Available as Framed Prints, Photos, Wall Art and Gift Items

Choose from 1420 images in our Botanical Art collection.


Featured Botanical Art Image

Calanthe versicolor

Watercolour on paper. Original drawing for plate XLII in John Lindley's 'Sertum orchidaceum: a wreath of the most beautiful orchidaceous flowers; selected by John Lindley', published in 1838. Illustration shows part monochromatic, part colour study of leaves and flowers. Side figure represents lip and ovary with the sepals and petals cut away. Inscribed in pencil by Miss Drake along top edge, 'The upper bracts slightly hairy, sweet scented', and 'Sion Gardens Aug. 31 18..'[date has been cropped]. There is a semi-circular blob of red paint or possibly sealing wax on the top edge of drawing. Also inscribed in a different hand 'Rec'd. 15.9.1925' lower right corner. Drawing taken from flower held in the collection of His Grace the Duke of Northumberland at Sion. According to Lindley's publication 'It is a native of the East Indies, whence it has also been sent from the Botanic Garden, Calcutta, to the Horticultural Society'

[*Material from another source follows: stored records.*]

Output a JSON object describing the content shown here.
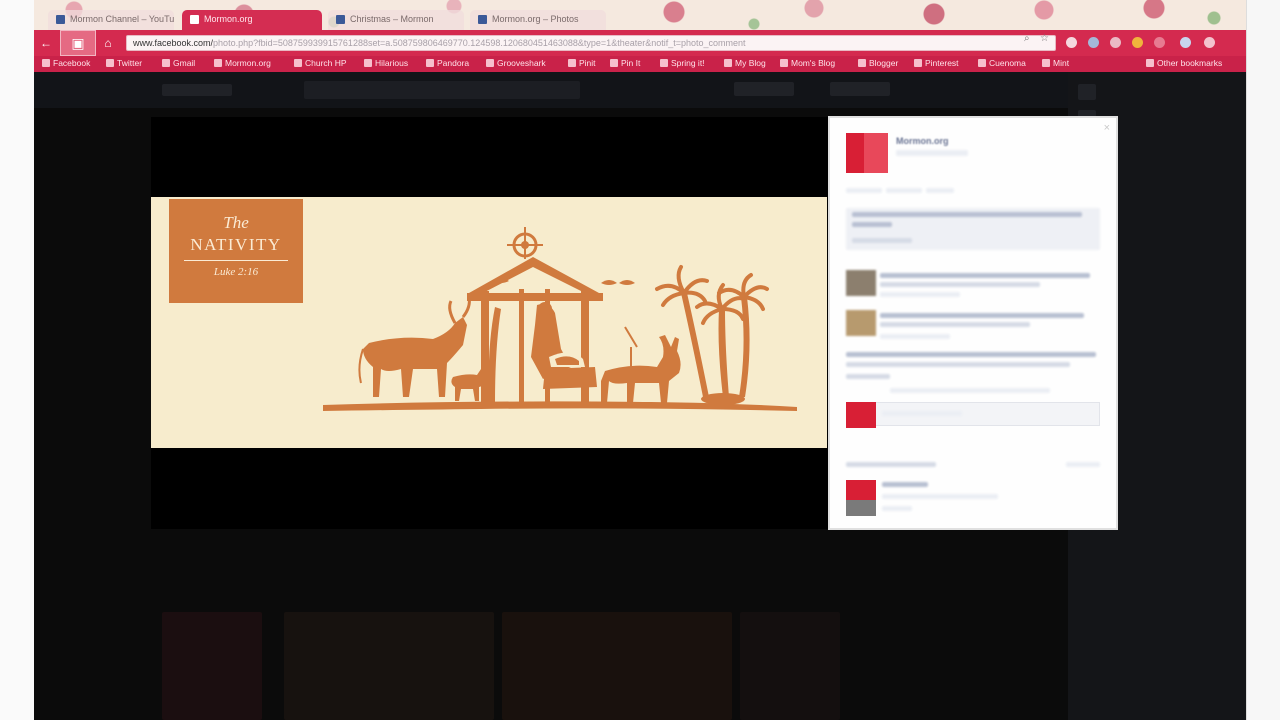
{
  "tabs": [
    {
      "label": "Mormon Channel – YouTube",
      "active": false
    },
    {
      "label": "Mormon.org",
      "active": true
    },
    {
      "label": "Christmas – Mormon",
      "active": false
    },
    {
      "label": "Mormon.org – Photos",
      "active": false
    }
  ],
  "toolbar": {
    "watermark_icon": "camera-icon",
    "url_host": "www.facebook.com/",
    "url_rest": "photo.php?fbid=508759939915761288set=a.508759806469770.124598.120680451463088&type=1&theater&notif_t=photo_comment"
  },
  "bookmarks": [
    "Facebook",
    "Twitter",
    "Gmail",
    "Mormon.org",
    "Church HP",
    "Hilarious",
    "Pandora",
    "Grooveshark",
    "Pinit",
    "Pin It",
    "Spring it!",
    "My Blog",
    "Mom's Blog",
    "Blogger",
    "Pinterest",
    "Cuenoma",
    "Mint",
    "Other bookmarks"
  ],
  "photo": {
    "title_the": "The",
    "title_nativity": "NATIVITY",
    "reference": "Luke 2:16"
  },
  "panel": {
    "close_glyph": "×",
    "page_name": "Mormon.org"
  },
  "colors": {
    "chrome_accent": "#d42a4f",
    "parchment": "#f7eccd",
    "silhouette": "#d07a3e",
    "brand_red": "#d81f35"
  }
}
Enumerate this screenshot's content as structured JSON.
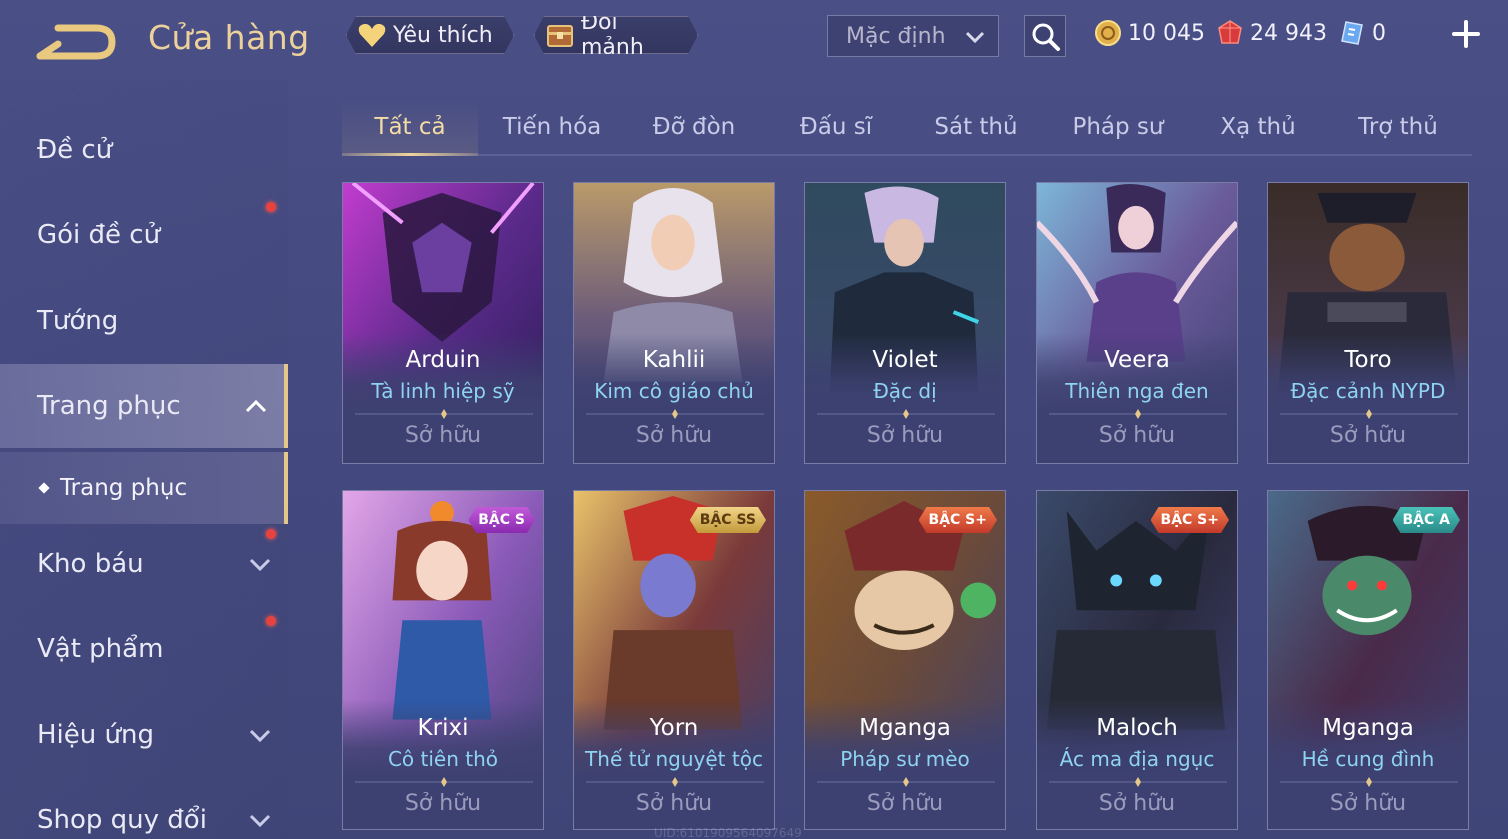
{
  "header": {
    "title": "Cửa hàng",
    "favorites_label": "Yêu thích",
    "trade_label": "Đổi mảnh",
    "sort_value": "Mặc định",
    "currencies": [
      {
        "name": "gold",
        "value": "10 045"
      },
      {
        "name": "voucher",
        "value": "24 943"
      },
      {
        "name": "ticket",
        "value": "0"
      }
    ]
  },
  "sidebar": {
    "items": [
      {
        "label": "Đề cử"
      },
      {
        "label": "Gói đề cử"
      },
      {
        "label": "Tướng"
      },
      {
        "label": "Trang phục"
      },
      {
        "label": "Kho báu"
      },
      {
        "label": "Vật phẩm"
      },
      {
        "label": "Hiệu ứng"
      },
      {
        "label": "Shop quy đổi"
      }
    ],
    "sub_item": "Trang phục"
  },
  "tabs": [
    "Tất cả",
    "Tiến hóa",
    "Đỡ đòn",
    "Đấu sĩ",
    "Sát thủ",
    "Pháp sư",
    "Xạ thủ",
    "Trợ thủ"
  ],
  "cards": [
    {
      "hero": "Arduin",
      "skin": "Tà linh hiệp sỹ",
      "status": "Sở hữu",
      "tier": ""
    },
    {
      "hero": "Kahlii",
      "skin": "Kim cô giáo chủ",
      "status": "Sở hữu",
      "tier": ""
    },
    {
      "hero": "Violet",
      "skin": "Đặc dị",
      "status": "Sở hữu",
      "tier": ""
    },
    {
      "hero": "Veera",
      "skin": "Thiên nga đen",
      "status": "Sở hữu",
      "tier": ""
    },
    {
      "hero": "Toro",
      "skin": "Đặc cảnh NYPD",
      "status": "Sở hữu",
      "tier": ""
    },
    {
      "hero": "Krixi",
      "skin": "Cô tiên thỏ",
      "status": "Sở hữu",
      "tier": "BẬC S"
    },
    {
      "hero": "Yorn",
      "skin": "Thế tử nguyệt tộc",
      "status": "Sở hữu",
      "tier": "BẬC SS"
    },
    {
      "hero": "Mganga",
      "skin": "Pháp sư mèo",
      "status": "Sở hữu",
      "tier": "BẬC S+"
    },
    {
      "hero": "Maloch",
      "skin": "Ác ma địa ngục",
      "status": "Sở hữu",
      "tier": "BẬC S+"
    },
    {
      "hero": "Mganga",
      "skin": "Hề cung đình",
      "status": "Sở hữu",
      "tier": "BẬC A"
    }
  ],
  "uid": "UID:6101909564097649",
  "colors": {
    "accent_gold": "#ecd29a",
    "skin_name": "#8fd3f2",
    "notification": "#e8423e"
  }
}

© RBG KEW

Featured Botanical Art Image

Flowers and Fruit of Prunus mume

Flowers and Fruit of Prunus mume from "The Useful Plants of Japan, described and illustrated" published by the Agricultural Society of Japan, 1895. Prunus mume, the Chinese plum or Japanese apricot, traditionally heralds early spring. Ume were originally cultivated for their fruits, and used to make pickles, but the beauty of the trees' blossoms led to associations including resilience, longevity and good health, as well as inspiring poets and artists

© RBG KEW

Featured Botanical Art Image

Garcinia pedunculata, Roxb

Watercolour on paper, no date (late 18th, early 19th century). Hand painted copy of an illustration commissioned by William Roxburgh (1751-1815). In 'Flora Indica', Roxburgh reports that this species is "a native of Rungpoor, where the tree is indigeneous". He adds that "flowering time [is from] January till March" and also how "the fleshy part of the fruit which covers the seeds and their proper juicy envelope, or aril, is in large quantity, of a firm texture and of a very sharp, pleasant, acid taste. It is used by the natives in their curries, and for acidulating water"

© RBG KEW